Repeat the records exactly, minus the pictures.
+++ Input for this task
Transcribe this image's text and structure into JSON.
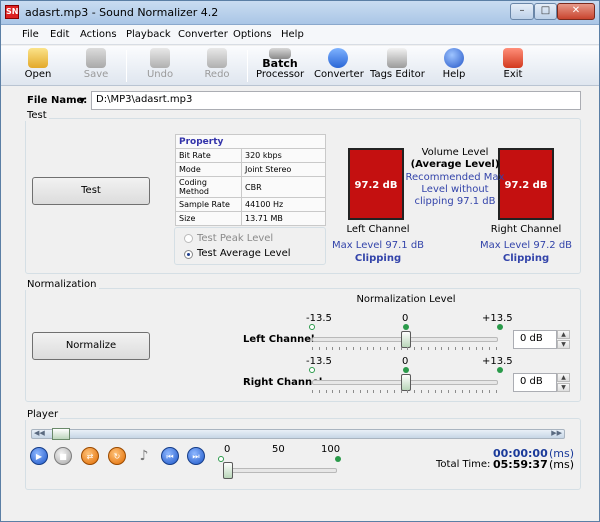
{
  "window": {
    "title": "adasrt.mp3 - Sound Normalizer 4.2",
    "app_icon_text": "SN",
    "min_glyph": "–",
    "max_glyph": "□",
    "close_glyph": "✕"
  },
  "menu": [
    "File",
    "Edit",
    "Actions",
    "Playback",
    "Converter",
    "Options",
    "Help"
  ],
  "toolbar": {
    "open": "Open",
    "save": "Save",
    "undo": "Undo",
    "redo": "Redo",
    "batch_line1": "Batch",
    "batch_line2": "Processor",
    "converter": "Converter",
    "tags": "Tags Editor",
    "help": "Help",
    "exit": "Exit"
  },
  "file": {
    "label": "File Name:",
    "value": "D:\\MP3\\adasrt.mp3",
    "dropdown_glyph": "▼"
  },
  "test": {
    "group": "Test",
    "button": "Test",
    "property_header": "Property",
    "properties": [
      {
        "k": "Bit Rate",
        "v": "320 kbps"
      },
      {
        "k": "Mode",
        "v": "Joint Stereo"
      },
      {
        "k": "Coding Method",
        "v": "CBR"
      },
      {
        "k": "Sample Rate",
        "v": "44100 Hz"
      },
      {
        "k": "Size",
        "v": "13.71 MB"
      }
    ],
    "radio_peak": "Test Peak Level",
    "radio_avg": "Test Average Level",
    "left_meter": "97.2 dB",
    "right_meter": "97.2 dB",
    "volume_title": "Volume Level",
    "volume_mode": "(Average Level)",
    "recommended": [
      "Recommended Max",
      "Level without",
      "clipping 97.1 dB"
    ],
    "left_label": "Left Channel",
    "right_label": "Right Channel",
    "left_max": "Max Level 97.1 dB",
    "right_max": "Max Level 97.2 dB",
    "left_clip": "Clipping",
    "right_clip": "Clipping"
  },
  "normalization": {
    "group": "Normalization",
    "button": "Normalize",
    "level_title": "Normalization Level",
    "left": {
      "label": "Left Channel",
      "min": "-13.5",
      "mid": "0",
      "max": "+13.5",
      "value": "0 dB",
      "level": 0
    },
    "right": {
      "label": "Right Channel",
      "min": "-13.5",
      "mid": "0",
      "max": "+13.5",
      "value": "0 dB",
      "level": 0
    }
  },
  "player": {
    "group": "Player",
    "seek_left": "◀◀",
    "seek_right": "▶▶",
    "buttons": [
      {
        "name": "play",
        "glyph": "▶"
      },
      {
        "name": "stop",
        "glyph": "■"
      },
      {
        "name": "shuffle",
        "glyph": "⇄"
      },
      {
        "name": "repeat",
        "glyph": "↻"
      },
      {
        "name": "volume",
        "glyph": "♪"
      },
      {
        "name": "prev",
        "glyph": "⏮"
      },
      {
        "name": "next",
        "glyph": "⏭"
      }
    ],
    "volume_scale": {
      "min": "0",
      "mid": "50",
      "max": "100",
      "level": 0
    },
    "position_time": "00:00:00",
    "position_unit": "(ms)",
    "total_label": "Total Time:",
    "total_time": "05:59:37",
    "total_unit": "(ms)"
  },
  "colors": {
    "meter": "#c41010",
    "accent_blue": "#3344aa",
    "time_blue": "#1a3a9a"
  }
}
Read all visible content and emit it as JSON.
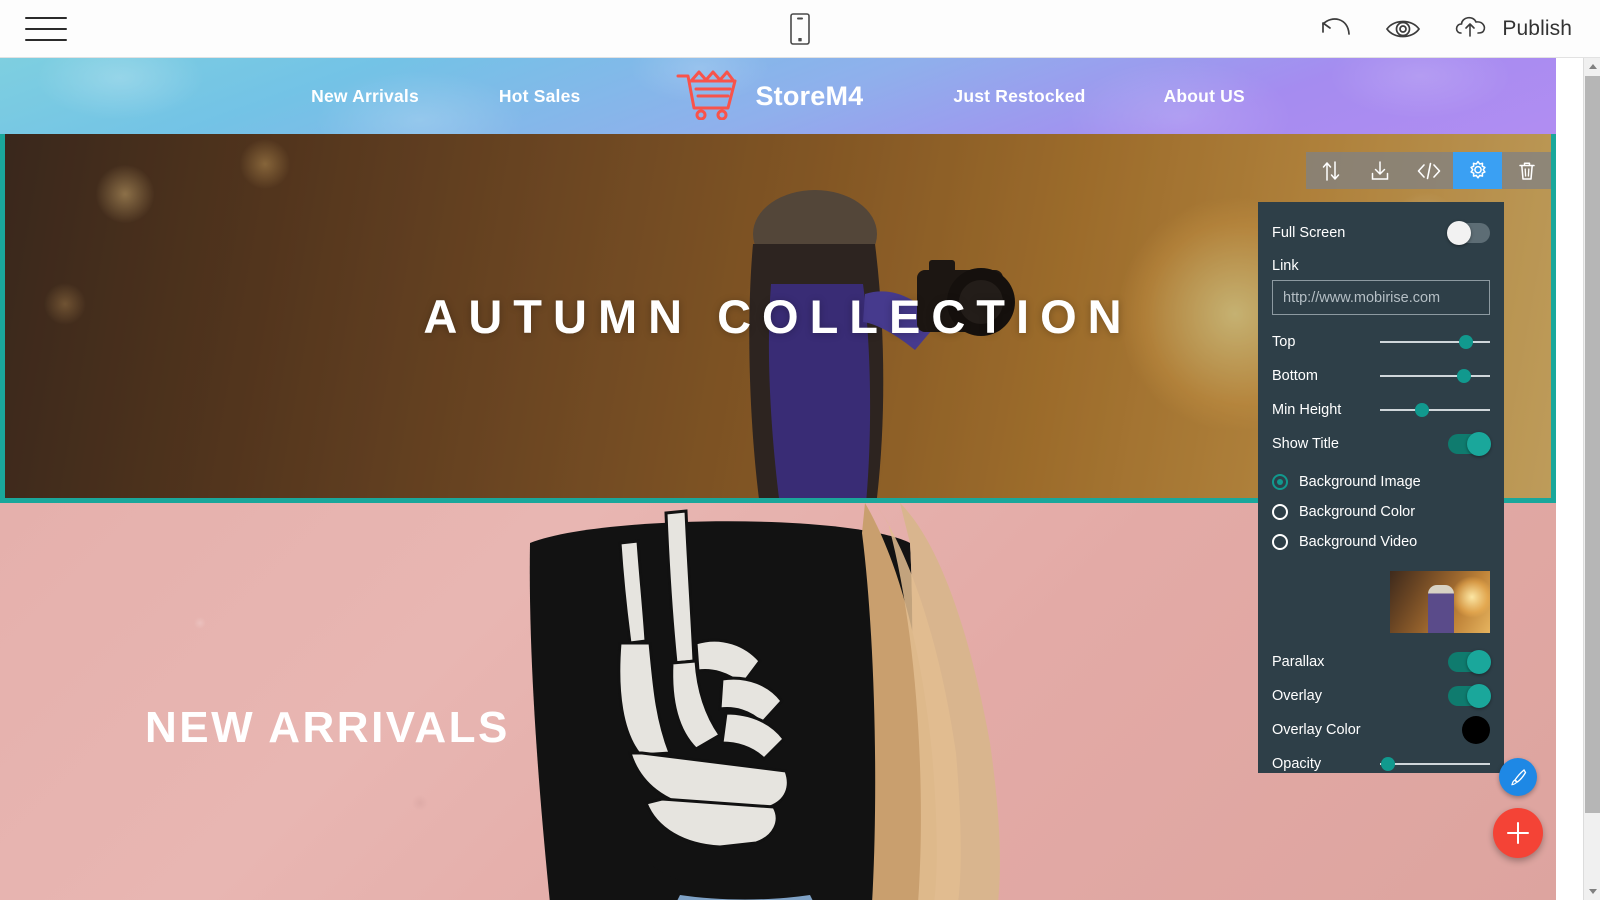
{
  "app_bar": {
    "menu_icon": "hamburger-menu-icon",
    "device_icon": "mobile-device-icon",
    "undo_icon": "undo-arrow-icon",
    "preview_icon": "eye-preview-icon",
    "publish_icon": "cloud-upload-icon",
    "publish_label": "Publish"
  },
  "site_nav": {
    "left_links": [
      "New Arrivals",
      "Hot Sales"
    ],
    "brand": {
      "icon": "shopping-cart-icon",
      "name": "StoreM4",
      "icon_color": "#f8534b"
    },
    "right_links": [
      "Just Restocked",
      "About US"
    ]
  },
  "hero": {
    "title": "AUTUMN COLLECTION",
    "selection_color": "#1aa79b"
  },
  "arrivals": {
    "title": "NEW ARRIVALS"
  },
  "element_toolbar": {
    "buttons": [
      {
        "name": "move-updown-icon",
        "label": "Move",
        "active": false
      },
      {
        "name": "download-icon",
        "label": "Download",
        "active": false
      },
      {
        "name": "code-icon",
        "label": "Code",
        "active": false
      },
      {
        "name": "gear-icon",
        "label": "Settings",
        "active": true
      },
      {
        "name": "trash-icon",
        "label": "Delete",
        "active": false
      }
    ],
    "active_color": "#3aa0f3"
  },
  "settings_panel": {
    "accent_color": "#11998e",
    "background_color": "#2e3f48",
    "full_screen": {
      "label": "Full Screen",
      "on": false
    },
    "link": {
      "label": "Link",
      "value": "",
      "placeholder": "http://www.mobirise.com"
    },
    "sliders": [
      {
        "label": "Top",
        "value": 72
      },
      {
        "label": "Bottom",
        "value": 70
      },
      {
        "label": "Min Height",
        "value": 32
      }
    ],
    "show_title": {
      "label": "Show Title",
      "on": true
    },
    "background_options": [
      {
        "label": "Background Image",
        "selected": true
      },
      {
        "label": "Background Color",
        "selected": false
      },
      {
        "label": "Background Video",
        "selected": false
      }
    ],
    "thumbnail_name": "background-image-thumbnail",
    "parallax": {
      "label": "Parallax",
      "on": true
    },
    "overlay": {
      "label": "Overlay",
      "on": true
    },
    "overlay_color": {
      "label": "Overlay Color",
      "value": "#000000"
    },
    "opacity": {
      "label": "Opacity",
      "value": 3
    }
  },
  "floating_buttons": {
    "pen": {
      "name": "paintbrush-icon",
      "color": "#1e88e5"
    },
    "add": {
      "name": "plus-icon",
      "color": "#f44336"
    }
  },
  "scrollbar": {
    "up_icon": "scroll-up-arrow",
    "down_icon": "scroll-down-arrow"
  }
}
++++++
Result of this task:
Transcribe this image's text and structure into JSON.
{
  "window": {
    "title": "adasrt.mp3 - Sound Normalizer 4.2",
    "app_icon_text": "SN",
    "min_glyph": "–",
    "max_glyph": "□",
    "close_glyph": "✕"
  },
  "menu": [
    "File",
    "Edit",
    "Actions",
    "Playback",
    "Converter",
    "Options",
    "Help"
  ],
  "toolbar": {
    "open": "Open",
    "save": "Save",
    "undo": "Undo",
    "redo": "Redo",
    "batch_line1": "Batch",
    "batch_line2": "Processor",
    "converter": "Converter",
    "tags": "Tags Editor",
    "help": "Help",
    "exit": "Exit"
  },
  "file": {
    "label": "File Name:",
    "value": "D:\\MP3\\adasrt.mp3",
    "dropdown_glyph": "▼"
  },
  "test": {
    "group": "Test",
    "button": "Test",
    "property_header": "Property",
    "properties": [
      {
        "k": "Bit Rate",
        "v": "320 kbps"
      },
      {
        "k": "Mode",
        "v": "Joint Stereo"
      },
      {
        "k": "Coding Method",
        "v": "CBR"
      },
      {
        "k": "Sample Rate",
        "v": "44100 Hz"
      },
      {
        "k": "Size",
        "v": "13.71 MB"
      }
    ],
    "radio_peak": "Test Peak Level",
    "radio_avg": "Test Average Level",
    "left_meter": "97.2 dB",
    "right_meter": "97.2 dB",
    "volume_title": "Volume Level",
    "volume_mode": "(Average Level)",
    "recommended": [
      "Recommended Max",
      "Level without",
      "clipping 97.1 dB"
    ],
    "left_label": "Left Channel",
    "right_label": "Right Channel",
    "left_max": "Max Level 97.1 dB",
    "right_max": "Max Level 97.2 dB",
    "left_clip": "Clipping",
    "right_clip": "Clipping"
  },
  "normalization": {
    "group": "Normalization",
    "button": "Normalize",
    "level_title": "Normalization Level",
    "left": {
      "label": "Left Channel",
      "min": "-13.5",
      "mid": "0",
      "max": "+13.5",
      "value": "0 dB",
      "level": 0
    },
    "right": {
      "label": "Right Channel",
      "min": "-13.5",
      "mid": "0",
      "max": "+13.5",
      "value": "0 dB",
      "level": 0
    }
  },
  "player": {
    "group": "Player",
    "seek_left": "◀◀",
    "seek_right": "▶▶",
    "buttons": [
      {
        "name": "play",
        "glyph": "▶"
      },
      {
        "name": "stop",
        "glyph": "■"
      },
      {
        "name": "shuffle",
        "glyph": "⇄"
      },
      {
        "name": "repeat",
        "glyph": "↻"
      },
      {
        "name": "volume",
        "glyph": "♪"
      },
      {
        "name": "prev",
        "glyph": "⏮"
      },
      {
        "name": "next",
        "glyph": "⏭"
      }
    ],
    "volume_scale": {
      "min": "0",
      "mid": "50",
      "max": "100",
      "level": 0
    },
    "position_time": "00:00:00",
    "position_unit": "(ms)",
    "total_label": "Total Time:",
    "total_time": "05:59:37",
    "total_unit": "(ms)"
  },
  "colors": {
    "meter": "#c41010",
    "accent_blue": "#3344aa",
    "time_blue": "#1a3a9a"
  }
}
Read all visible content and emit it as JSON.
{
  "app_bar": {
    "menu_icon": "hamburger-menu-icon",
    "device_icon": "mobile-device-icon",
    "undo_icon": "undo-arrow-icon",
    "preview_icon": "eye-preview-icon",
    "publish_icon": "cloud-upload-icon",
    "publish_label": "Publish"
  },
  "site_nav": {
    "left_links": [
      "New Arrivals",
      "Hot Sales"
    ],
    "brand": {
      "icon": "shopping-cart-icon",
      "name": "StoreM4",
      "icon_color": "#f8534b"
    },
    "right_links": [
      "Just Restocked",
      "About US"
    ]
  },
  "hero": {
    "title": "AUTUMN COLLECTION",
    "selection_color": "#1aa79b"
  },
  "arrivals": {
    "title": "NEW ARRIVALS"
  },
  "element_toolbar": {
    "buttons": [
      {
        "name": "move-updown-icon",
        "label": "Move",
        "active": false
      },
      {
        "name": "download-icon",
        "label": "Download",
        "active": false
      },
      {
        "name": "code-icon",
        "label": "Code",
        "active": false
      },
      {
        "name": "gear-icon",
        "label": "Settings",
        "active": true
      },
      {
        "name": "trash-icon",
        "label": "Delete",
        "active": false
      }
    ],
    "active_color": "#3aa0f3"
  },
  "settings_panel": {
    "accent_color": "#11998e",
    "background_color": "#2e3f48",
    "full_screen": {
      "label": "Full Screen",
      "on": false
    },
    "link": {
      "label": "Link",
      "value": "",
      "placeholder": "http://www.mobirise.com"
    },
    "sliders": [
      {
        "label": "Top",
        "value": 72
      },
      {
        "label": "Bottom",
        "value": 70
      },
      {
        "label": "Min Height",
        "value": 32
      }
    ],
    "show_title": {
      "label": "Show Title",
      "on": true
    },
    "background_options": [
      {
        "label": "Background Image",
        "selected": true
      },
      {
        "label": "Background Color",
        "selected": false
      },
      {
        "label": "Background Video",
        "selected": false
      }
    ],
    "thumbnail_name": "background-image-thumbnail",
    "parallax": {
      "label": "Parallax",
      "on": true
    },
    "overlay": {
      "label": "Overlay",
      "on": true
    },
    "overlay_color": {
      "label": "Overlay Color",
      "value": "#000000"
    },
    "opacity": {
      "label": "Opacity",
      "value": 3
    }
  },
  "floating_buttons": {
    "pen": {
      "name": "paintbrush-icon",
      "color": "#1e88e5"
    },
    "add": {
      "name": "plus-icon",
      "color": "#f44336"
    }
  },
  "scrollbar": {
    "up_icon": "scroll-up-arrow",
    "down_icon": "scroll-down-arrow"
  }
}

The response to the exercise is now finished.